Task instructions: A faithful copy of the entries is required, with no images in it.

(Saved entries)

== == ==

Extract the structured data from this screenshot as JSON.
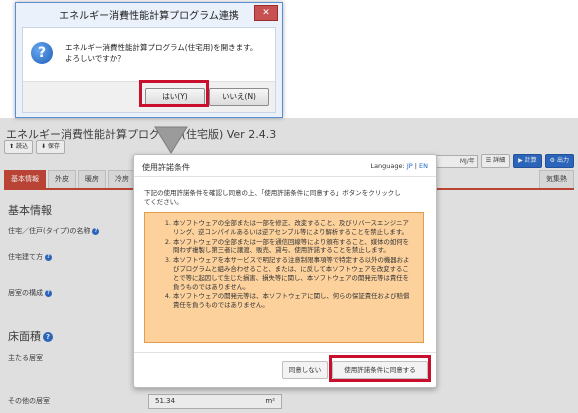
{
  "dialog": {
    "title": "エネルギー消費性能計算プログラム連携",
    "close_label": "✕",
    "message_line1": "エネルギー消費性能計算プログラム(住宅用)を開きます。",
    "message_line2": "よろしいですか？",
    "yes_label": "はい(Y)",
    "no_label": "いいえ(N)"
  },
  "app": {
    "title": "エネルギー消費性能計算プログラム(住宅版) Ver 2.4.3",
    "toolbar": {
      "load_label": "読込",
      "save_label": "保存"
    },
    "right_toolbar": {
      "unit_label": "MJ/年",
      "detail_label": "詳細",
      "calc_label": "計算",
      "output_label": "出力"
    },
    "tabs": [
      "基本情報",
      "外皮",
      "暖房",
      "冷房"
    ],
    "tab_right": [
      "気集熱"
    ],
    "section_basic": "基本情報",
    "row_name": "住宅／住戸(タイプ)の名称",
    "row_build": "住宅建て方",
    "row_region": "居室の構成",
    "section_floor": "床面積",
    "row_main": "主たる居室",
    "row_other": "その他の居室",
    "other_value": "51.34",
    "other_unit": "m²"
  },
  "modal": {
    "title": "使用許諾条件",
    "language_label": "Language:",
    "lang_jp": "JP",
    "lang_sep": "|",
    "lang_en": "EN",
    "desc_line1": "下記の使用許諾条件を確認し同意の上、「使用許諾条件に同意する」ボタンをクリックし",
    "desc_line2": "てください。",
    "terms": [
      "本ソフトウェアの全部または一部を修正、改変すること、及びリバースエンジニアリング、逆コンパイルあるいは逆アセンブル等により解析することを禁止します。",
      "本ソフトウェアの全部または一部を通信回線等により頒布すること、媒体の如何を問わず複製し第三者に譲渡、販売、貸与、使用許諾することを禁止します。",
      "本ソフトウェアを本サービスで明記する注意制限事項等で特定する以外の機器およびプログラムと組み合わせること、または、に反して本ソフトウェアを改変することで等に起因して生じた損害、損失等に関し、本ソフトウェアの開発元等は責任を負うものではありません。",
      "本ソフトウェアの開発元等は、本ソフトウェアに関し、何らの保証責任および賠償責任を負うものではありません。"
    ],
    "disagree_label": "同意しない",
    "agree_label": "使用許諾条件に同意する"
  },
  "colors": {
    "highlight": "#c8102e",
    "accent_tab": "#c94a3a",
    "terms_bg": "#fcd19c",
    "link": "#1a66c9"
  }
}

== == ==

Exercise answer:
Extract the structured data from this screenshot as JSON.
{
  "dialog": {
    "title": "エネルギー消費性能計算プログラム連携",
    "close_label": "✕",
    "message_line1": "エネルギー消費性能計算プログラム(住宅用)を開きます。",
    "message_line2": "よろしいですか？",
    "yes_label": "はい(Y)",
    "no_label": "いいえ(N)"
  },
  "app": {
    "title": "エネルギー消費性能計算プログラム(住宅版) Ver 2.4.3",
    "toolbar": {
      "load_label": "読込",
      "save_label": "保存"
    },
    "right_toolbar": {
      "unit_label": "MJ/年",
      "detail_label": "詳細",
      "calc_label": "計算",
      "output_label": "出力"
    },
    "tabs": [
      "基本情報",
      "外皮",
      "暖房",
      "冷房"
    ],
    "tab_right": [
      "気集熱"
    ],
    "section_basic": "基本情報",
    "row_name": "住宅／住戸(タイプ)の名称",
    "row_build": "住宅建て方",
    "row_region": "居室の構成",
    "section_floor": "床面積",
    "row_main": "主たる居室",
    "row_other": "その他の居室",
    "other_value": "51.34",
    "other_unit": "m²"
  },
  "modal": {
    "title": "使用許諾条件",
    "language_label": "Language:",
    "lang_jp": "JP",
    "lang_sep": "|",
    "lang_en": "EN",
    "desc_line1": "下記の使用許諾条件を確認し同意の上、「使用許諾条件に同意する」ボタンをクリックし",
    "desc_line2": "てください。",
    "terms": [
      "本ソフトウェアの全部または一部を修正、改変すること、及びリバースエンジニアリング、逆コンパイルあるいは逆アセンブル等により解析することを禁止します。",
      "本ソフトウェアの全部または一部を通信回線等により頒布すること、媒体の如何を問わず複製し第三者に譲渡、販売、貸与、使用許諾することを禁止します。",
      "本ソフトウェアを本サービスで明記する注意制限事項等で特定する以外の機器およびプログラムと組み合わせること、または、に反して本ソフトウェアを改変することで等に起因して生じた損害、損失等に関し、本ソフトウェアの開発元等は責任を負うものではありません。",
      "本ソフトウェアの開発元等は、本ソフトウェアに関し、何らの保証責任および賠償責任を負うものではありません。"
    ],
    "disagree_label": "同意しない",
    "agree_label": "使用許諾条件に同意する"
  },
  "colors": {
    "highlight": "#c8102e",
    "accent_tab": "#c94a3a",
    "terms_bg": "#fcd19c",
    "link": "#1a66c9"
  }
}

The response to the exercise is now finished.